The entries below must be reproduced exactly; their pictures are not part of the copy.

_____

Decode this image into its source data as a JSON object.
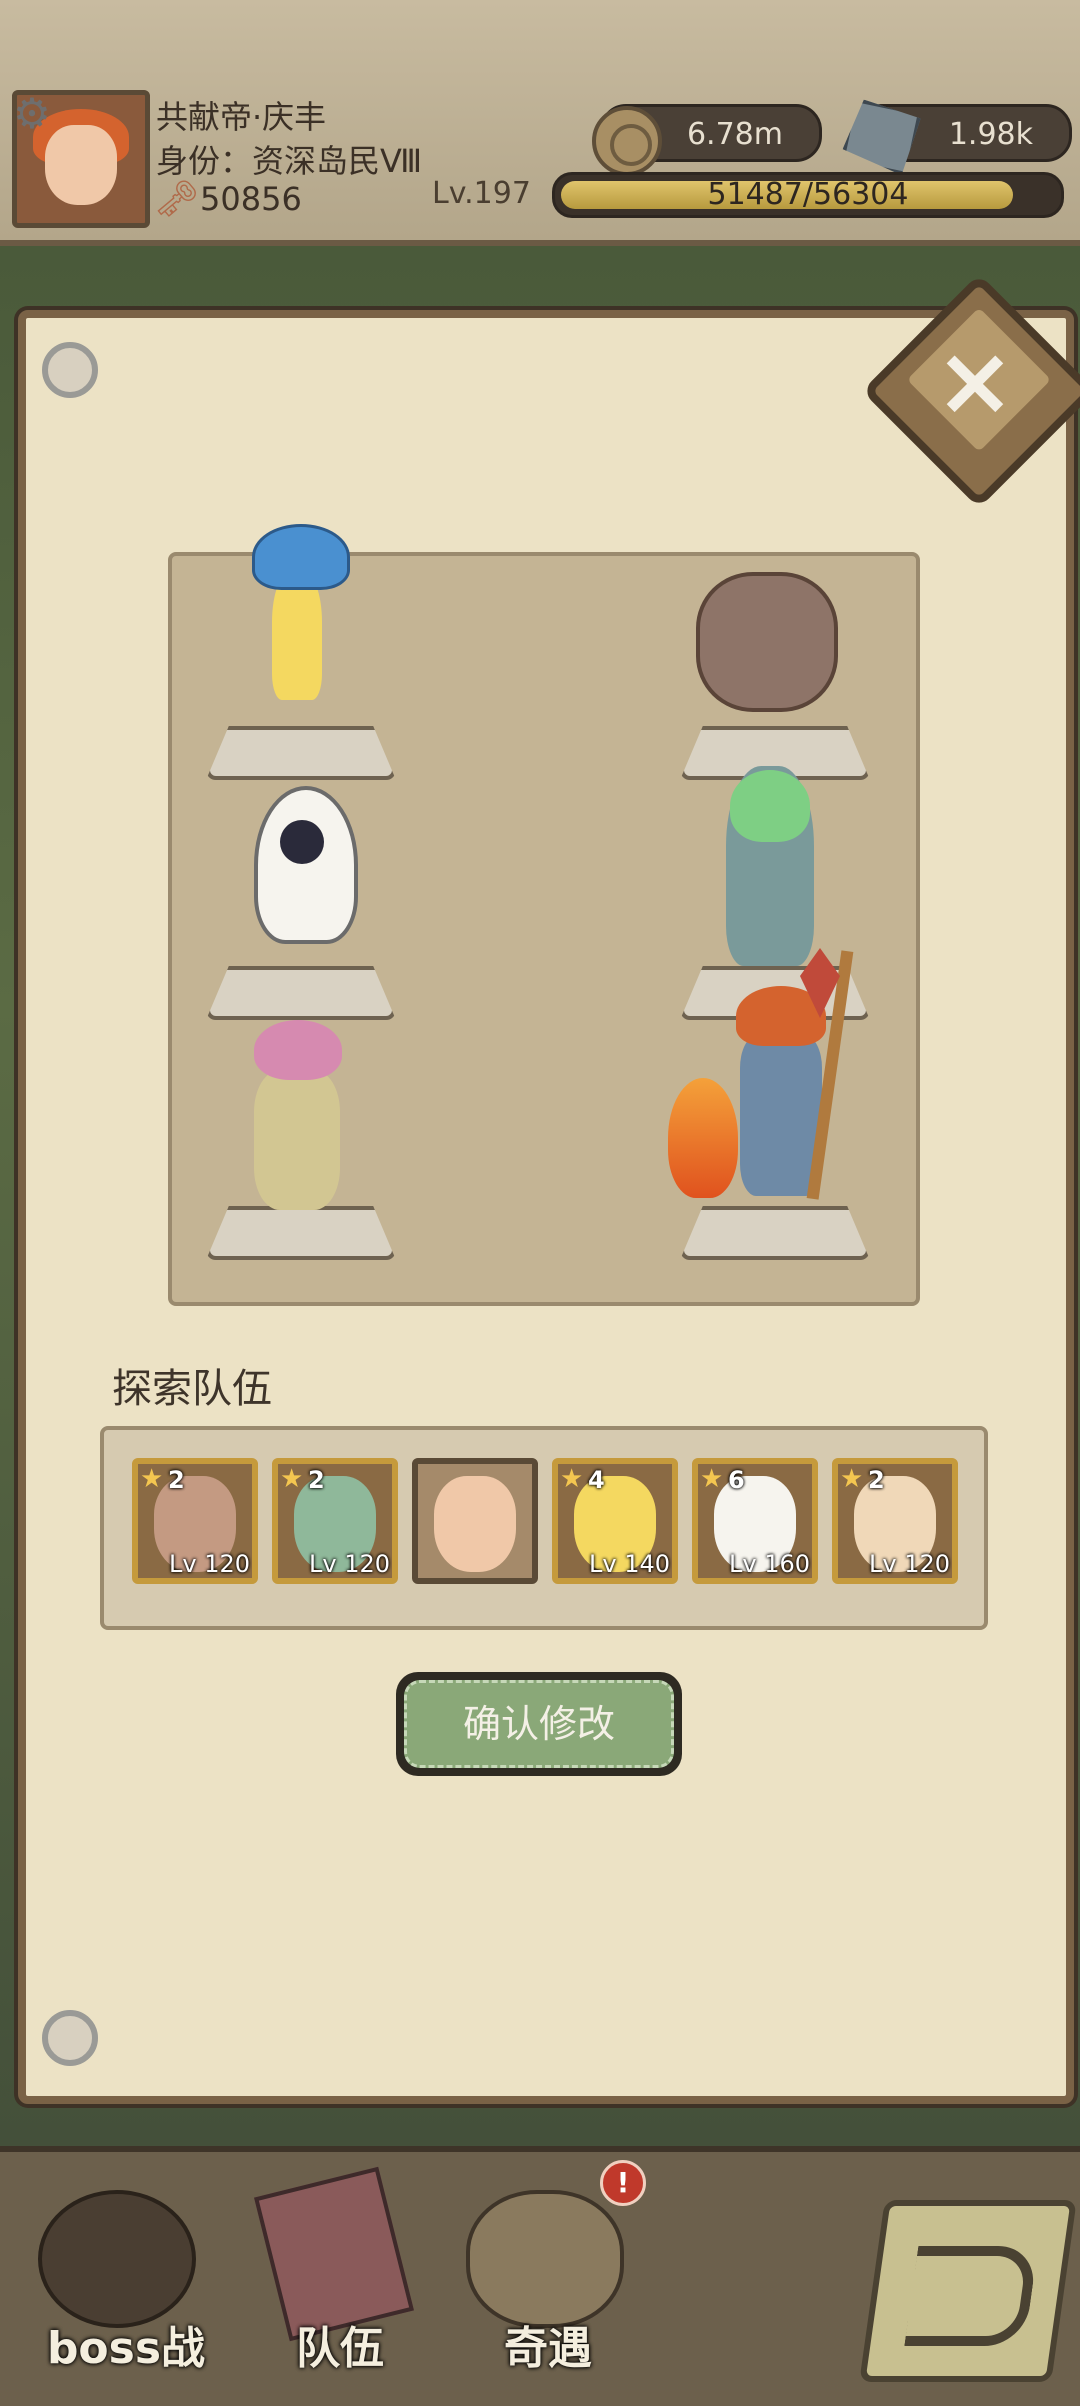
{
  "header": {
    "player_name": "共献帝·庆丰",
    "identity": "身份：资深岛民Ⅷ",
    "power": "50856",
    "level": "Lv.197",
    "coins": "6.78m",
    "stones": "1.98k",
    "xp_text": "51487/56304",
    "xp_fraction": 0.914
  },
  "panel": {
    "close_label": "×",
    "team_title": "探索队伍",
    "confirm_label": "确认修改"
  },
  "team": [
    {
      "stars": "2",
      "level": "Lv 120",
      "color": "#c49a82",
      "name": "golem"
    },
    {
      "stars": "2",
      "level": "Lv 120",
      "color": "#8fb89a",
      "name": "green-girl"
    },
    {
      "stars": "",
      "level": "",
      "color": "#f0c8a8",
      "name": "leader",
      "plain": true
    },
    {
      "stars": "4",
      "level": "Lv 140",
      "color": "#f4d860",
      "name": "mushroom-girl"
    },
    {
      "stars": "6",
      "level": "Lv 160",
      "color": "#f6f4ee",
      "name": "ghost"
    },
    {
      "stars": "2",
      "level": "Lv 120",
      "color": "#f0d8b8",
      "name": "flower-girl"
    }
  ],
  "nav": {
    "boss": "boss战",
    "team": "队伍",
    "encounter": "奇遇",
    "badge": "!"
  }
}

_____

**Completed exercise:**
Decode this image into its source data as a JSON object.
{
  "header": {
    "player_name": "共献帝·庆丰",
    "identity": "身份：资深岛民Ⅷ",
    "power": "50856",
    "level": "Lv.197",
    "coins": "6.78m",
    "stones": "1.98k",
    "xp_text": "51487/56304",
    "xp_fraction": 0.914
  },
  "panel": {
    "close_label": "×",
    "team_title": "探索队伍",
    "confirm_label": "确认修改"
  },
  "team": [
    {
      "stars": "2",
      "level": "Lv 120",
      "color": "#c49a82",
      "name": "golem"
    },
    {
      "stars": "2",
      "level": "Lv 120",
      "color": "#8fb89a",
      "name": "green-girl"
    },
    {
      "stars": "",
      "level": "",
      "color": "#f0c8a8",
      "name": "leader",
      "plain": true
    },
    {
      "stars": "4",
      "level": "Lv 140",
      "color": "#f4d860",
      "name": "mushroom-girl"
    },
    {
      "stars": "6",
      "level": "Lv 160",
      "color": "#f6f4ee",
      "name": "ghost"
    },
    {
      "stars": "2",
      "level": "Lv 120",
      "color": "#f0d8b8",
      "name": "flower-girl"
    }
  ],
  "nav": {
    "boss": "boss战",
    "team": "队伍",
    "encounter": "奇遇",
    "badge": "!"
  }
}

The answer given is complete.